Start of Exercise inputs
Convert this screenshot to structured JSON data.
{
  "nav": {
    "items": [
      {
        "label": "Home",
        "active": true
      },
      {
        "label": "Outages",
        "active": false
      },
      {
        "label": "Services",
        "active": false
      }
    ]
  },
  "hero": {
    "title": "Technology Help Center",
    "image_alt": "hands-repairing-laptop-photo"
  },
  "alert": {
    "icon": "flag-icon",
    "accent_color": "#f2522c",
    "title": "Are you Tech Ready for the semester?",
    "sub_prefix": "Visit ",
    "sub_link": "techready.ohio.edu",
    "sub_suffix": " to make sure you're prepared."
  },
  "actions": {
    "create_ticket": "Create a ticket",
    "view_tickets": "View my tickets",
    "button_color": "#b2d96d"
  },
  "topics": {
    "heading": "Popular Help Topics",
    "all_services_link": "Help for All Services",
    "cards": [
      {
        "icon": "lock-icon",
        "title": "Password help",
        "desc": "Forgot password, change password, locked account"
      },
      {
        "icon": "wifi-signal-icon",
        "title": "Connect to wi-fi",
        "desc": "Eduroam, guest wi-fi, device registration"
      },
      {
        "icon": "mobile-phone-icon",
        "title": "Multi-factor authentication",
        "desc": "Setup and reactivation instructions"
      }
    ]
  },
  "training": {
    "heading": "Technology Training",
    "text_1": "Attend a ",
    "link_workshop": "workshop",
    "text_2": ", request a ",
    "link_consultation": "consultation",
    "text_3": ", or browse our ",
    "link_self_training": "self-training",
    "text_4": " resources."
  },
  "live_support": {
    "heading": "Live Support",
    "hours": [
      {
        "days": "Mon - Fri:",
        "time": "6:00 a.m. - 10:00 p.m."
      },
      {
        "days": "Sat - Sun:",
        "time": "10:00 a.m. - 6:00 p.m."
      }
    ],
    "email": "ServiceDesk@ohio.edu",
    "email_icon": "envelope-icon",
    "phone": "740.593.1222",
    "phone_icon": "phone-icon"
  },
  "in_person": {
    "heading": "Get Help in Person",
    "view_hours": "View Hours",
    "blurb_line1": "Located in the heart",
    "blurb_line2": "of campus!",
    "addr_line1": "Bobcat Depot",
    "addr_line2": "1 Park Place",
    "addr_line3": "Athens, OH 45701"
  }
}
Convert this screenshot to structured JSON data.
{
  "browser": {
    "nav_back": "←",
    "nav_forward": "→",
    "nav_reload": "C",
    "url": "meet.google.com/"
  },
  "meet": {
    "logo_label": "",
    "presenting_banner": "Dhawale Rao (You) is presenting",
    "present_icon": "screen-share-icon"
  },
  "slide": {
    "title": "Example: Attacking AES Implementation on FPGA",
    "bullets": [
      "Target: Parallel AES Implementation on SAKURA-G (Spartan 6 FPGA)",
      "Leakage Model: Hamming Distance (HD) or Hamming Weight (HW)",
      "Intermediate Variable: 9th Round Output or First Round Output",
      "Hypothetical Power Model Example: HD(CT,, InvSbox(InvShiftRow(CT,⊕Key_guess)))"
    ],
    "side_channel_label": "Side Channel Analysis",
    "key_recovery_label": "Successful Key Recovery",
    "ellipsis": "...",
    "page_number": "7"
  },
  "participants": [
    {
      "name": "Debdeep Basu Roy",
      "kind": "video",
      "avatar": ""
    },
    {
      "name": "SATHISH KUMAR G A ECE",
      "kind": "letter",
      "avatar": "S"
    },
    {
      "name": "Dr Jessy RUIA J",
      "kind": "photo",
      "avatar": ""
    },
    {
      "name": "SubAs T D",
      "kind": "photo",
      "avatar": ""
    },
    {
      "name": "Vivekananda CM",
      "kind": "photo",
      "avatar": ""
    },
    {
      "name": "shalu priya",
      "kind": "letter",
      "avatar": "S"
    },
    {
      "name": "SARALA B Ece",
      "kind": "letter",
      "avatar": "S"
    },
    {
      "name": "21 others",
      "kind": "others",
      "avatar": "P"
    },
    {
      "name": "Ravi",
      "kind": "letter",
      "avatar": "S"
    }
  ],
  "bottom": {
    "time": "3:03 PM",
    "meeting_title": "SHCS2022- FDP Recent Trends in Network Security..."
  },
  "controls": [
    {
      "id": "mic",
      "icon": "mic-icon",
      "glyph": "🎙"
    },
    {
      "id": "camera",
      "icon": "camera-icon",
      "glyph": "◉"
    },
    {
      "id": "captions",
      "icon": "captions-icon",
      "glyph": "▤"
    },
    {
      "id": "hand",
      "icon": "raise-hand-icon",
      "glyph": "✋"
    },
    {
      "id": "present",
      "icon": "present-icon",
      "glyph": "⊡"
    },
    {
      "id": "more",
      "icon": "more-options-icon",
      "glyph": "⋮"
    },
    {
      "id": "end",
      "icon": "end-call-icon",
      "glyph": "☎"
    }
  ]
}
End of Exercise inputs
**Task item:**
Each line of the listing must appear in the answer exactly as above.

**Task response:**
Convert this screenshot to structured JSON data.
{
  "nav": {
    "items": [
      {
        "label": "Home",
        "active": true
      },
      {
        "label": "Outages",
        "active": false
      },
      {
        "label": "Services",
        "active": false
      }
    ]
  },
  "hero": {
    "title": "Technology Help Center",
    "image_alt": "hands-repairing-laptop-photo"
  },
  "alert": {
    "icon": "flag-icon",
    "accent_color": "#f2522c",
    "title": "Are you Tech Ready for the semester?",
    "sub_prefix": "Visit ",
    "sub_link": "techready.ohio.edu",
    "sub_suffix": " to make sure you're prepared."
  },
  "actions": {
    "create_ticket": "Create a ticket",
    "view_tickets": "View my tickets",
    "button_color": "#b2d96d"
  },
  "topics": {
    "heading": "Popular Help Topics",
    "all_services_link": "Help for All Services",
    "cards": [
      {
        "icon": "lock-icon",
        "title": "Password help",
        "desc": "Forgot password, change password, locked account"
      },
      {
        "icon": "wifi-signal-icon",
        "title": "Connect to wi-fi",
        "desc": "Eduroam, guest wi-fi, device registration"
      },
      {
        "icon": "mobile-phone-icon",
        "title": "Multi-factor authentication",
        "desc": "Setup and reactivation instructions"
      }
    ]
  },
  "training": {
    "heading": "Technology Training",
    "text_1": "Attend a ",
    "link_workshop": "workshop",
    "text_2": ", request a ",
    "link_consultation": "consultation",
    "text_3": ", or browse our ",
    "link_self_training": "self-training",
    "text_4": " resources."
  },
  "live_support": {
    "heading": "Live Support",
    "hours": [
      {
        "days": "Mon - Fri:",
        "time": "6:00 a.m. - 10:00 p.m."
      },
      {
        "days": "Sat - Sun:",
        "time": "10:00 a.m. - 6:00 p.m."
      }
    ],
    "email": "ServiceDesk@ohio.edu",
    "email_icon": "envelope-icon",
    "phone": "740.593.1222",
    "phone_icon": "phone-icon"
  },
  "in_person": {
    "heading": "Get Help in Person",
    "view_hours": "View Hours",
    "blurb_line1": "Located in the heart",
    "blurb_line2": "of campus!",
    "addr_line1": "Bobcat Depot",
    "addr_line2": "1 Park Place",
    "addr_line3": "Athens, OH 45701"
  }
}
Convert this screenshot to structured JSON data.
{
  "browser": {
    "nav_back": "←",
    "nav_forward": "→",
    "nav_reload": "C",
    "url": "meet.google.com/"
  },
  "meet": {
    "logo_label": "",
    "presenting_banner": "Dhawale Rao (You) is presenting",
    "present_icon": "screen-share-icon"
  },
  "slide": {
    "title": "Example: Attacking AES Implementation on FPGA",
    "bullets": [
      "Target: Parallel AES Implementation on SAKURA-G (Spartan 6 FPGA)",
      "Leakage Model: Hamming Distance (HD) or Hamming Weight (HW)",
      "Intermediate Variable: 9th Round Output or First Round Output",
      "Hypothetical Power Model Example: HD(CT,, InvSbox(InvShiftRow(CT,⊕Key_guess)))"
    ],
    "side_channel_label": "Side Channel Analysis",
    "key_recovery_label": "Successful Key Recovery",
    "ellipsis": "...",
    "page_number": "7"
  },
  "participants": [
    {
      "name": "Debdeep Basu Roy",
      "kind": "video",
      "avatar": ""
    },
    {
      "name": "SATHISH KUMAR G A ECE",
      "kind": "letter",
      "avatar": "S"
    },
    {
      "name": "Dr Jessy RUIA J",
      "kind": "photo",
      "avatar": ""
    },
    {
      "name": "SubAs T D",
      "kind": "photo",
      "avatar": ""
    },
    {
      "name": "Vivekananda CM",
      "kind": "photo",
      "avatar": ""
    },
    {
      "name": "shalu priya",
      "kind": "letter",
      "avatar": "S"
    },
    {
      "name": "SARALA B Ece",
      "kind": "letter",
      "avatar": "S"
    },
    {
      "name": "21 others",
      "kind": "others",
      "avatar": "P"
    },
    {
      "name": "Ravi",
      "kind": "letter",
      "avatar": "S"
    }
  ],
  "bottom": {
    "time": "3:03 PM",
    "meeting_title": "SHCS2022- FDP Recent Trends in Network Security..."
  },
  "controls": [
    {
      "id": "mic",
      "icon": "mic-icon",
      "glyph": "🎙"
    },
    {
      "id": "camera",
      "icon": "camera-icon",
      "glyph": "◉"
    },
    {
      "id": "captions",
      "icon": "captions-icon",
      "glyph": "▤"
    },
    {
      "id": "hand",
      "icon": "raise-hand-icon",
      "glyph": "✋"
    },
    {
      "id": "present",
      "icon": "present-icon",
      "glyph": "⊡"
    },
    {
      "id": "more",
      "icon": "more-options-icon",
      "glyph": "⋮"
    },
    {
      "id": "end",
      "icon": "end-call-icon",
      "glyph": "☎"
    }
  ]
}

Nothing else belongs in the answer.